This Stokowski transcription is of the third Prelude and Fugue from Bach's Eight Short Preludes & Fugues, BWV 553-560. Scholars now question Bach's authorship of this work, speculating that is is perhaps a compositon of Johann Ludwig Krebs (1713-1780). The work itself does not seem particularly distinguished, being somewhat ponderous. However, the fugual interplay is interesting, and Stokowski makes the most of the contrasting themes with his instrumentation. This is a short, four minute piece, and Stokowski's performance slows at the conclusion, perhaps to add to the overall impression and impact. Stokowski had given the premiere of his transcription in December 1937 concerts in Philadelphia and New York City just prior to this recording.
Leopold Stokowski in a 1937 publicity photograph for CBS broadcasts of the Philadelphia Orchestra
This recording was issued on a Victor Red Seal 12 inch (30 cm) disk 11-8577 in M-963, coupled with his transcription of Bach's Chorale prelude "Ich ruf' zu dir" BWV 639. The matrix number was CS 014394-1.

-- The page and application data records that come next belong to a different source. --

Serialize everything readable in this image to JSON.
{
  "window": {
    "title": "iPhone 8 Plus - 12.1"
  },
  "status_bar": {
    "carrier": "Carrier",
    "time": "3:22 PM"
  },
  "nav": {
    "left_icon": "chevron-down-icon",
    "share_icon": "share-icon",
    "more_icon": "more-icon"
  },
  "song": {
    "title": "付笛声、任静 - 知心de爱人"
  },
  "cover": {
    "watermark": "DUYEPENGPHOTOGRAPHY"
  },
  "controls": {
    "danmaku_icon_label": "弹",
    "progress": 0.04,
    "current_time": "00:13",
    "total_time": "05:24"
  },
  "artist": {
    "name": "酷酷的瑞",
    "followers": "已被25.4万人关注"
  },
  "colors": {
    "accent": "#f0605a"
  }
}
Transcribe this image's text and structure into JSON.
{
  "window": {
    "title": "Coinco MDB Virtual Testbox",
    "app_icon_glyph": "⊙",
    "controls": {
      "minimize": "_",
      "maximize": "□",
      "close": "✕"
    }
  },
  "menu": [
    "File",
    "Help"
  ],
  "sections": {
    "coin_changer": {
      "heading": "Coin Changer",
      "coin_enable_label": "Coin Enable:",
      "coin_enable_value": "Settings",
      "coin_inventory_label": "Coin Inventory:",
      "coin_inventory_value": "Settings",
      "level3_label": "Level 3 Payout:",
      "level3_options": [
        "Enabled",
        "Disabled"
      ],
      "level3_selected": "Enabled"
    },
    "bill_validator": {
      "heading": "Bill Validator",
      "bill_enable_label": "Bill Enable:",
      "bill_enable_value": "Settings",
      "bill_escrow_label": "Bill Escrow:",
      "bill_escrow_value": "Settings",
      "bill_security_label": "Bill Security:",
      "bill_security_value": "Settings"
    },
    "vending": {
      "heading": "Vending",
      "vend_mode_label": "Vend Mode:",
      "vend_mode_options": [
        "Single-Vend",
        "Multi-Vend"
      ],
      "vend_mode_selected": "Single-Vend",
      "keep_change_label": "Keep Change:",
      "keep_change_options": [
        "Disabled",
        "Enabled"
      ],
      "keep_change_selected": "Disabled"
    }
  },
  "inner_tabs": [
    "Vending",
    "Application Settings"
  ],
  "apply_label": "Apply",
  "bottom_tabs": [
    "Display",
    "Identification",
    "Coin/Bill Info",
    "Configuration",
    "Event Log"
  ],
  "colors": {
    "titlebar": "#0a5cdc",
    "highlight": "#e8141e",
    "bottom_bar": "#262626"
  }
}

Éric Satie (1866-1925), or Erik Satie, as he later spelled his name was an original composer who was important in the musicial avant-garde of Paris at the turn of the century. He composed three "Gymnopédie", as he called them, for piano in about 1888. Each is in a style unconventional for the period, using mildly dissonant chords. They are short, gentle, and atmospheric.
To aid the recognition of this friend's music, Claude Debussy in 1897 orchestrated two of the Gymnopédie. These were the first and the third Gymnopédie, since Debussy considered the second not amenable to orchestration. Debussy also reversed the numbering of Satie's compostions, with the orchestration of Satie's first Gymnopédie entitled Third Gymnopédie by Debussy, and the reverse for Satie's third Gymnopédie.
Stokowski's performances are light and atmospheric, and bring alive the gentle beauty of these compostions. Gymnopédie no 1 and Gymnopédie no 3 where paired on a Victor 10 inch (25 cm) Red Seal disk catalogue number 1965. HMV's issue in Europe was on HMV DA 1688. The matrix numbers were BS 014395-1 and BS 014396-1.
If you have any comments or questions about this Leopold Stokowski site, please e-mail me (Larry Huffman) at e-mail address: email@example.com
Note on listening to the Stokowski recordings
The recordings in this site are files in mp3 format (128 mbps) encoded from my collection. Links to the mp3 files are located in two places:
First - in the page covering the year of the recording. For example, links to a 1926 recording are found in the page: 1926 - Stokowski - Philadelphia Orchestra Recordings
Second - in the Chronological Discography page. For example, links to a 1926 recording are also found in the electrical recordings chronological discography page: Chronological Discography of Electrical Recordings This page lists all the electrical recordings from 1925 to 1940 made by the Philadelphia Orchestra conducted by Leopold Stokowski and issued by Victor, including of course the 1926 recordings.
The mp3 files in this site are (usually) encoded at 128 mbps. This means that the files are of different sizes, according to the length of the music. For example, the second electrical recording, the April 29, 1925 Borodin ‘Polovetzki Dances’ is small (3.6MB). In contrast, the 1929 Le Sacre du Printemps file is large. Le Sacre du Printemps part 1 is 14MB and Le Sacre du Printemps part 2 is 16MB.
This means that a large file will take a longer time to download, depending on your internet connection speed. Please keep this in mind when you click to listen to - download a particularly music file. You may click the link to the music file, but need to wait a number of seconds or even minutes to listen to the file.
1 d' Indy, Vincent César Franck. Collection "Les Maîtres de la Musique". Librarie Félix Alcan. Paris. 1906.
2 page 15. The Gramophone. London August, 1938.